>>
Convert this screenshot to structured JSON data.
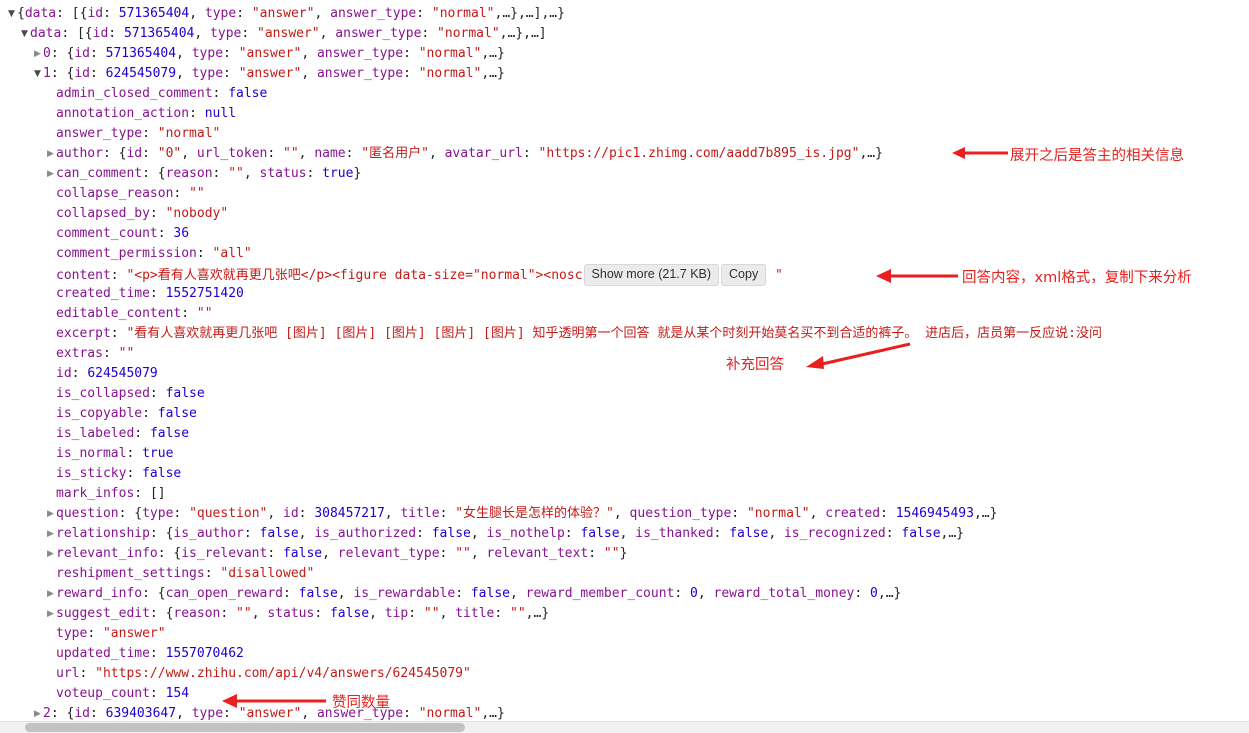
{
  "panel": {
    "name": "devtools-json-tree",
    "font_colors": {
      "key": "#881391",
      "string": "#c41a16",
      "number": "#1c00cf",
      "boolean": "#1c00cf",
      "null": "#1c00cf",
      "punctuation": "#222222",
      "annotation_red": "#e8201e"
    }
  },
  "rows": [
    {
      "tri": "open",
      "indent": 0,
      "text": "{data: [{id: 571365404, type: \"answer\", answer_type: \"normal\",…},…],…}"
    },
    {
      "tri": "open",
      "indent": 1,
      "key": "data",
      "text": "[{id: 571365404, type: \"answer\", answer_type: \"normal\",…},…]"
    },
    {
      "tri": "closed",
      "indent": 2,
      "key": "0",
      "text": "{id: 571365404, type: \"answer\", answer_type: \"normal\",…}"
    },
    {
      "tri": "open",
      "indent": 2,
      "key": "1",
      "text": "{id: 624545079, type: \"answer\", answer_type: \"normal\",…}"
    },
    {
      "tri": "none",
      "indent": 3,
      "key": "admin_closed_comment",
      "value": "false",
      "vtype": "bool"
    },
    {
      "tri": "none",
      "indent": 3,
      "key": "annotation_action",
      "value": "null",
      "vtype": "null"
    },
    {
      "tri": "none",
      "indent": 3,
      "key": "answer_type",
      "value": "\"normal\"",
      "vtype": "str"
    },
    {
      "tri": "closed",
      "indent": 3,
      "key": "author",
      "text": "{id: \"0\", url_token: \"\", name: \"匿名用户\", avatar_url: \"https://pic1.zhimg.com/aadd7b895_is.jpg\",…}"
    },
    {
      "tri": "closed",
      "indent": 3,
      "key": "can_comment",
      "text": "{reason: \"\", status: true}"
    },
    {
      "tri": "none",
      "indent": 3,
      "key": "collapse_reason",
      "value": "\"\"",
      "vtype": "str"
    },
    {
      "tri": "none",
      "indent": 3,
      "key": "collapsed_by",
      "value": "\"nobody\"",
      "vtype": "str"
    },
    {
      "tri": "none",
      "indent": 3,
      "key": "comment_count",
      "value": "36",
      "vtype": "num"
    },
    {
      "tri": "none",
      "indent": 3,
      "key": "comment_permission",
      "value": "\"all\"",
      "vtype": "str"
    },
    {
      "tri": "none",
      "indent": 3,
      "key": "content",
      "special": "content"
    },
    {
      "tri": "none",
      "indent": 3,
      "key": "created_time",
      "value": "1552751420",
      "vtype": "num"
    },
    {
      "tri": "none",
      "indent": 3,
      "key": "editable_content",
      "value": "\"\"",
      "vtype": "str"
    },
    {
      "tri": "none",
      "indent": 3,
      "key": "excerpt",
      "value": "\"看有人喜欢就再更几张吧 [图片] [图片] [图片] [图片] [图片] 知乎透明第一个回答 就是从某个时刻开始莫名买不到合适的裤子。 进店后，店员第一反应说:没问",
      "vtype": "str"
    },
    {
      "tri": "none",
      "indent": 3,
      "key": "extras",
      "value": "\"\"",
      "vtype": "str"
    },
    {
      "tri": "none",
      "indent": 3,
      "key": "id",
      "value": "624545079",
      "vtype": "num"
    },
    {
      "tri": "none",
      "indent": 3,
      "key": "is_collapsed",
      "value": "false",
      "vtype": "bool"
    },
    {
      "tri": "none",
      "indent": 3,
      "key": "is_copyable",
      "value": "false",
      "vtype": "bool"
    },
    {
      "tri": "none",
      "indent": 3,
      "key": "is_labeled",
      "value": "false",
      "vtype": "bool"
    },
    {
      "tri": "none",
      "indent": 3,
      "key": "is_normal",
      "value": "true",
      "vtype": "bool"
    },
    {
      "tri": "none",
      "indent": 3,
      "key": "is_sticky",
      "value": "false",
      "vtype": "bool"
    },
    {
      "tri": "none",
      "indent": 3,
      "key": "mark_infos",
      "value": "[]",
      "vtype": "plain"
    },
    {
      "tri": "closed",
      "indent": 3,
      "key": "question",
      "text": "{type: \"question\", id: 308457217, title: \"女生腿长是怎样的体验？\", question_type: \"normal\", created: 1546945493,…}"
    },
    {
      "tri": "closed",
      "indent": 3,
      "key": "relationship",
      "text": "{is_author: false, is_authorized: false, is_nothelp: false, is_thanked: false, is_recognized: false,…}"
    },
    {
      "tri": "closed",
      "indent": 3,
      "key": "relevant_info",
      "text": "{is_relevant: false, relevant_type: \"\", relevant_text: \"\"}"
    },
    {
      "tri": "none",
      "indent": 3,
      "key": "reshipment_settings",
      "value": "\"disallowed\"",
      "vtype": "str"
    },
    {
      "tri": "closed",
      "indent": 3,
      "key": "reward_info",
      "text": "{can_open_reward: false, is_rewardable: false, reward_member_count: 0, reward_total_money: 0,…}"
    },
    {
      "tri": "closed",
      "indent": 3,
      "key": "suggest_edit",
      "text": "{reason: \"\", status: false, tip: \"\", title: \"\",…}"
    },
    {
      "tri": "none",
      "indent": 3,
      "key": "type",
      "value": "\"answer\"",
      "vtype": "str"
    },
    {
      "tri": "none",
      "indent": 3,
      "key": "updated_time",
      "value": "1557070462",
      "vtype": "num"
    },
    {
      "tri": "none",
      "indent": 3,
      "key": "url",
      "value": "\"https://www.zhihu.com/api/v4/answers/624545079\"",
      "vtype": "str"
    },
    {
      "tri": "none",
      "indent": 3,
      "key": "voteup_count",
      "value": "154",
      "vtype": "num"
    },
    {
      "tri": "closed",
      "indent": 2,
      "key": "2",
      "text": "{id: 639403647, type: \"answer\", answer_type: \"normal\",…}"
    }
  ],
  "content_row": {
    "key": "content",
    "prefix": "\"<p>看有人喜欢就再更几张吧</p><figure data-size=\"normal\"><nosc",
    "show_more_label": "Show more (21.7 KB)",
    "copy_label": "Copy",
    "suffix": "\""
  },
  "annotations": [
    {
      "id": "author-note",
      "text": "展开之后是答主的相关信息"
    },
    {
      "id": "content-note",
      "text": "回答内容，xml格式，复制下来分析"
    },
    {
      "id": "excerpt-note",
      "text": "补充回答"
    },
    {
      "id": "voteup-note",
      "text": "赞同数量"
    }
  ]
}
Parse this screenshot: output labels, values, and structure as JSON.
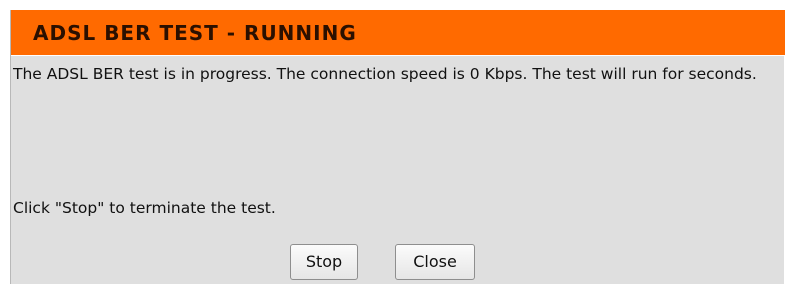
{
  "header": {
    "title": "ADSL BER TEST - RUNNING"
  },
  "body": {
    "message": "The ADSL BER test is in progress. The connection speed is 0 Kbps. The test will run for seconds.",
    "instruction": "Click \"Stop\" to terminate the test."
  },
  "buttons": {
    "stop_label": "Stop",
    "close_label": "Close"
  },
  "colors": {
    "header_background": "#ff6a00",
    "panel_background": "#dfdfdf"
  }
}
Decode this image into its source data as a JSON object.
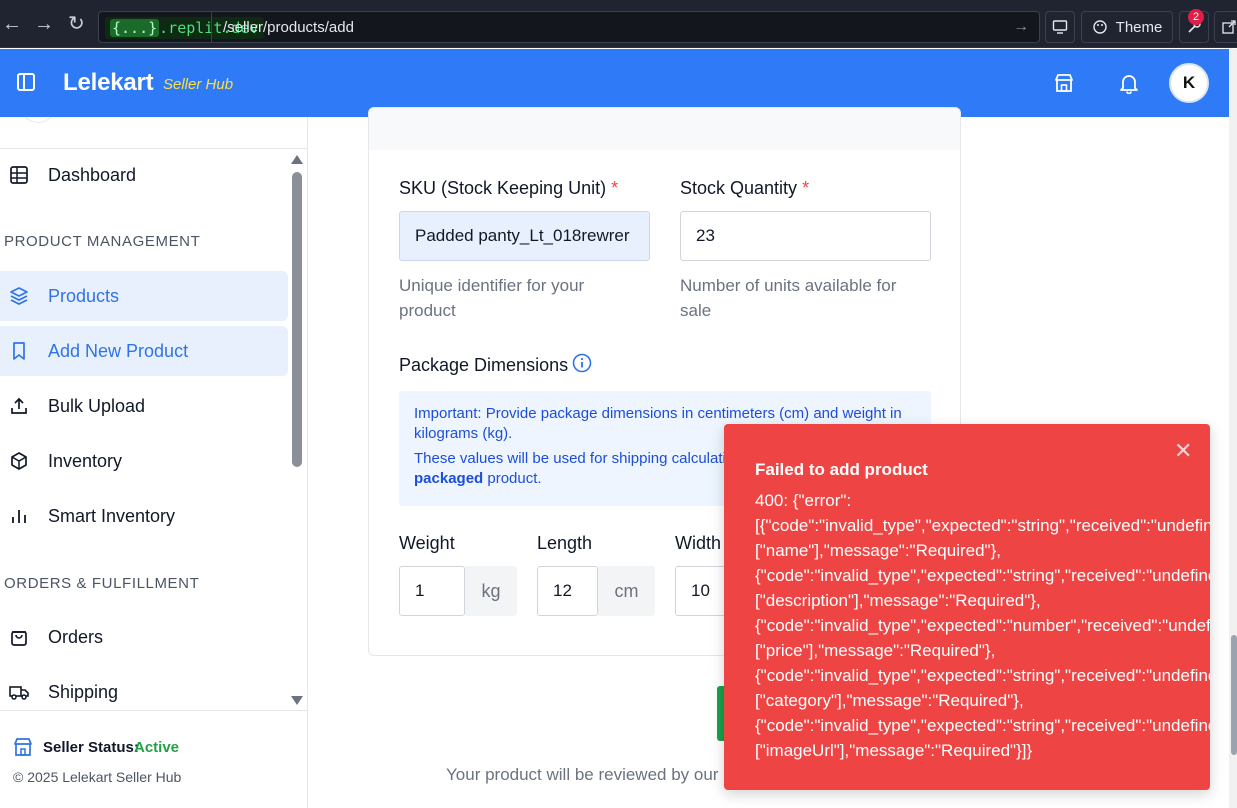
{
  "browser": {
    "url_host_brace": "{...}",
    "url_host": ".replit.dev",
    "url_path": "/seller/products/add",
    "theme_label": "Theme",
    "badge_count": "2"
  },
  "header": {
    "logo": "Lelekart",
    "logo_sub": "Seller Hub",
    "avatar_initial": "K"
  },
  "sidebar": {
    "dashboard": "Dashboard",
    "section_product": "PRODUCT MANAGEMENT",
    "products": "Products",
    "add_new_product": "Add New Product",
    "bulk_upload": "Bulk Upload",
    "inventory": "Inventory",
    "smart_inventory": "Smart Inventory",
    "section_orders": "ORDERS & FULFILLMENT",
    "orders": "Orders",
    "shipping": "Shipping",
    "status_label": "Seller Status:",
    "status_value": "Active",
    "copyright": "© 2025 Lelekart Seller Hub"
  },
  "form": {
    "sku_label": "SKU (Stock Keeping Unit)",
    "sku_value": "Padded panty_Lt_018rewrer",
    "sku_help_1": "Unique identifier for your",
    "sku_help_2": "product",
    "stock_label": "Stock Quantity",
    "stock_value": "23",
    "stock_help_1": "Number of units available for",
    "stock_help_2": "sale",
    "required_mark": "*",
    "package_label": "Package Dimensions",
    "info_line1": "Important: Provide package dimensions in centimeters (cm) and weight in",
    "info_line2": "kilograms (kg).",
    "info_line3": "These values will be used for shipping calculations",
    "info_bold": "packaged",
    "info_line4": " product.",
    "weight_label": "Weight",
    "weight_value": "1",
    "weight_unit": "kg",
    "length_label": "Length",
    "length_value": "12",
    "length_unit": "cm",
    "width_label": "Width",
    "width_value": "10",
    "footer_note": "Your product will be reviewed by our"
  },
  "toast": {
    "title": "Failed to add product",
    "lines": [
      "400: {\"error\":",
      "[{\"code\":\"invalid_type\",\"expected\":\"string\",\"received\":\"undefined\",\"path\":",
      "[\"name\"],\"message\":\"Required\"},",
      "{\"code\":\"invalid_type\",\"expected\":\"string\",\"received\":\"undefined\",\"path\":",
      "[\"description\"],\"message\":\"Required\"},",
      "{\"code\":\"invalid_type\",\"expected\":\"number\",\"received\":\"undefined\",\"path\":",
      "[\"price\"],\"message\":\"Required\"},",
      "{\"code\":\"invalid_type\",\"expected\":\"string\",\"received\":\"undefined\",\"path\":",
      "[\"category\"],\"message\":\"Required\"},",
      "{\"code\":\"invalid_type\",\"expected\":\"string\",\"received\":\"undefined\",\"path\":",
      "[\"imageUrl\"],\"message\":\"Required\"}]}"
    ],
    "close_glyph": "✕"
  }
}
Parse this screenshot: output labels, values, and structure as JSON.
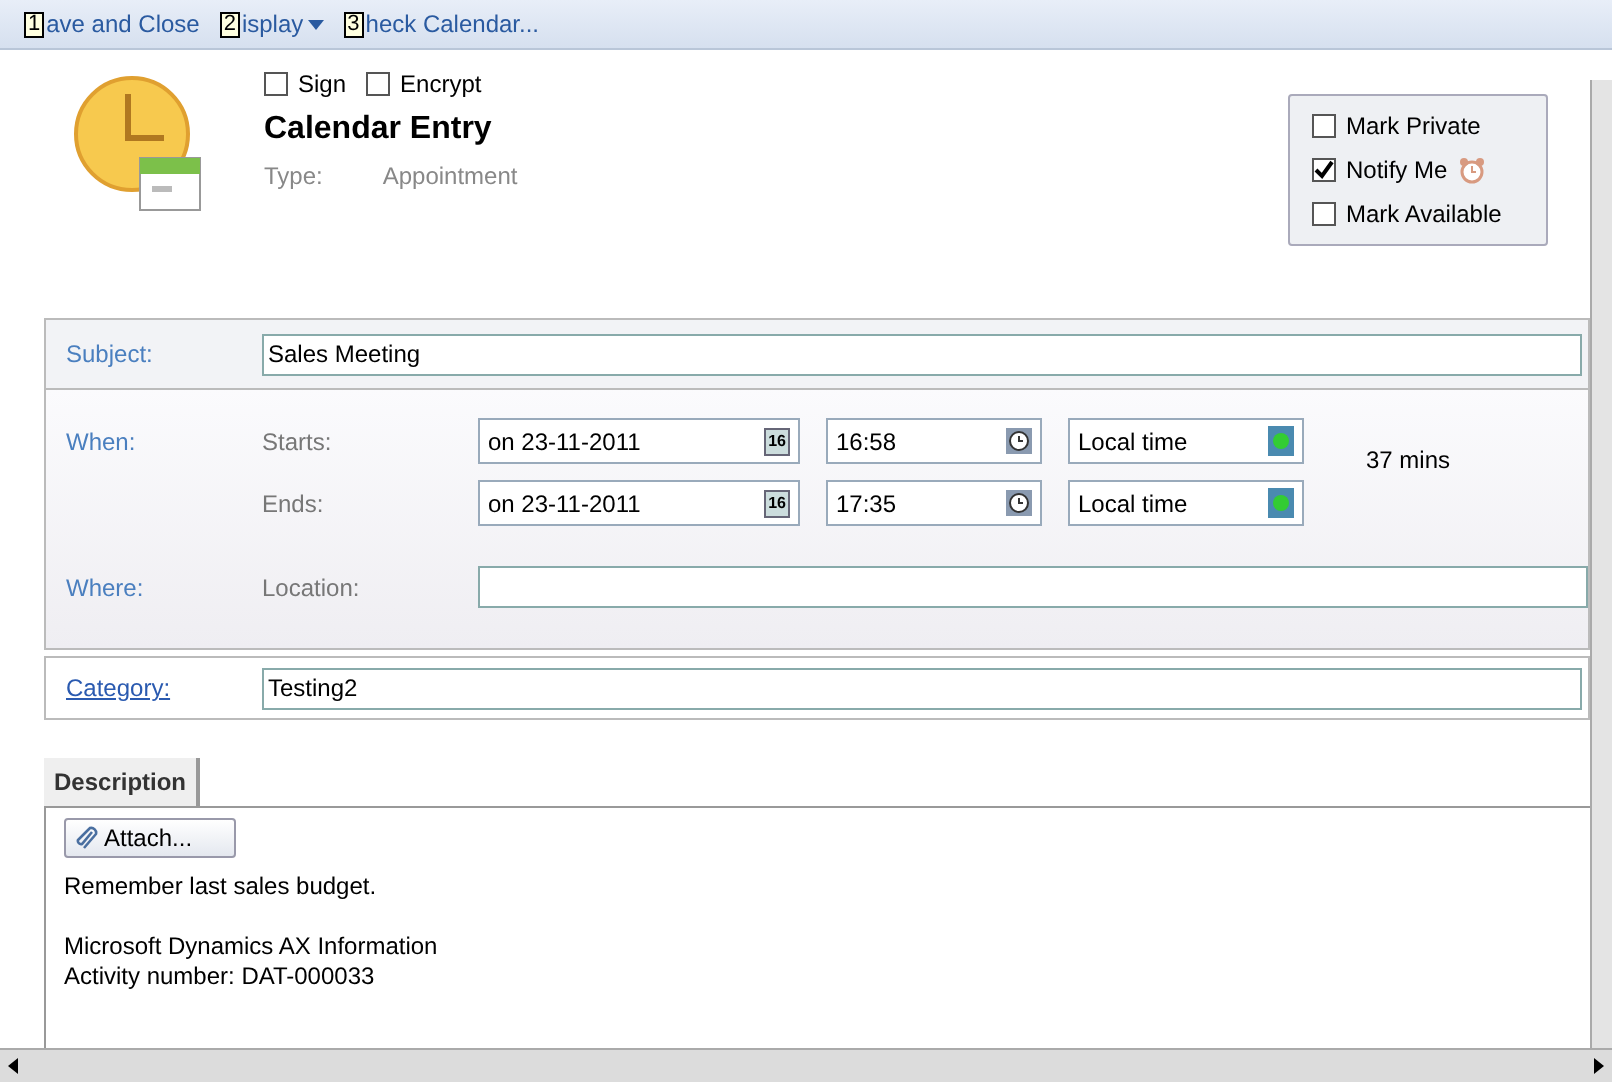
{
  "toolbar": [
    {
      "key": "1",
      "label": "ave and Close",
      "dropdown": false
    },
    {
      "key": "2",
      "label": "isplay",
      "dropdown": true
    },
    {
      "key": "3",
      "label": "heck Calendar...",
      "dropdown": false
    }
  ],
  "header": {
    "options": [
      {
        "label": "Sign",
        "checked": false
      },
      {
        "label": "Encrypt",
        "checked": false
      }
    ],
    "title": "Calendar Entry",
    "type_label": "Type:",
    "type_value": "Appointment"
  },
  "flags": [
    {
      "label": "Mark Private",
      "checked": false,
      "alarm": false
    },
    {
      "label": "Notify Me",
      "checked": true,
      "alarm": true
    },
    {
      "label": "Mark Available",
      "checked": false,
      "alarm": false
    }
  ],
  "subject": {
    "label": "Subject:",
    "value": "Sales Meeting"
  },
  "when": {
    "label": "When:",
    "rows": [
      {
        "label": "Starts:",
        "date": "on 23-11-2011",
        "date_icon": "16",
        "time": "16:58",
        "zone": "Local time"
      },
      {
        "label": "Ends:",
        "date": "on 23-11-2011",
        "date_icon": "16",
        "time": "17:35",
        "zone": "Local time"
      }
    ],
    "duration": "37 mins"
  },
  "where": {
    "label": "Where:",
    "field_label": "Location:"
  },
  "category": {
    "label": "Category:",
    "value": "Testing2"
  },
  "tabs": [
    {
      "label": "Description",
      "selected": true
    }
  ],
  "attach_button": "Attach...",
  "description": [
    [
      "Remember last sales budget."
    ],
    [
      "Microsoft Dynamics AX Information",
      "Activity number: DAT-000033"
    ]
  ]
}
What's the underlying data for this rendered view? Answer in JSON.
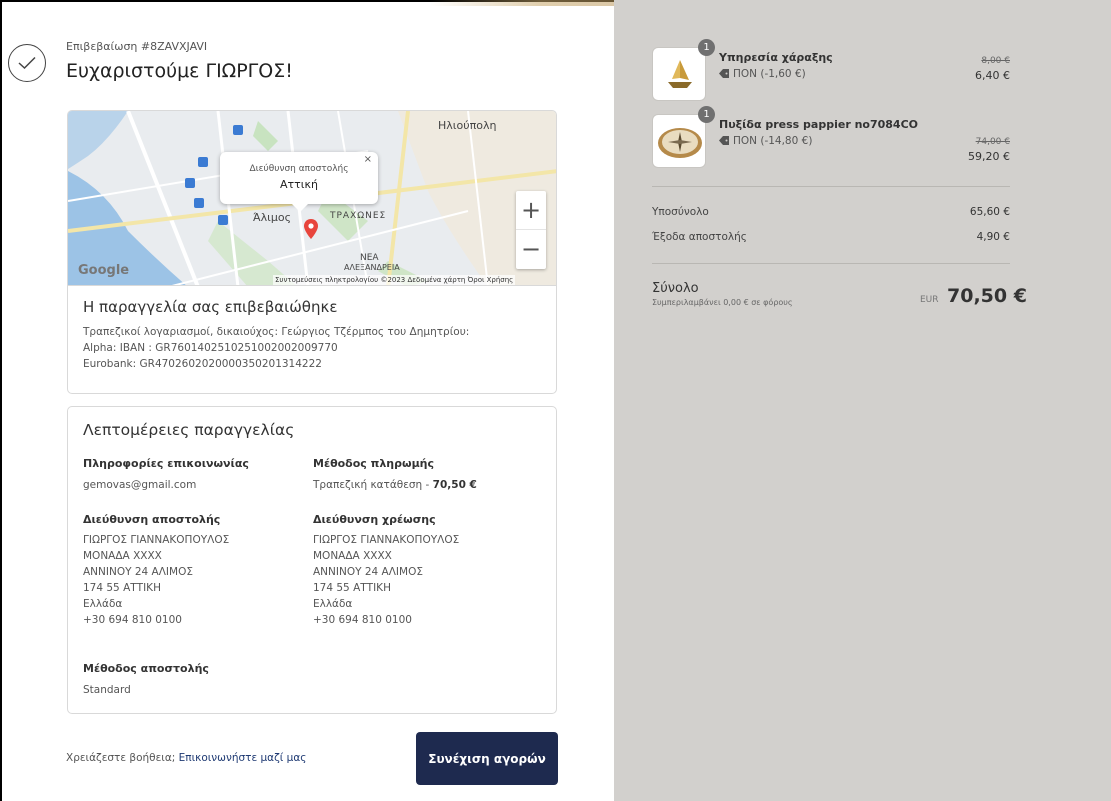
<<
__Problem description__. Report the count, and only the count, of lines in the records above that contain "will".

__Answer section__. 3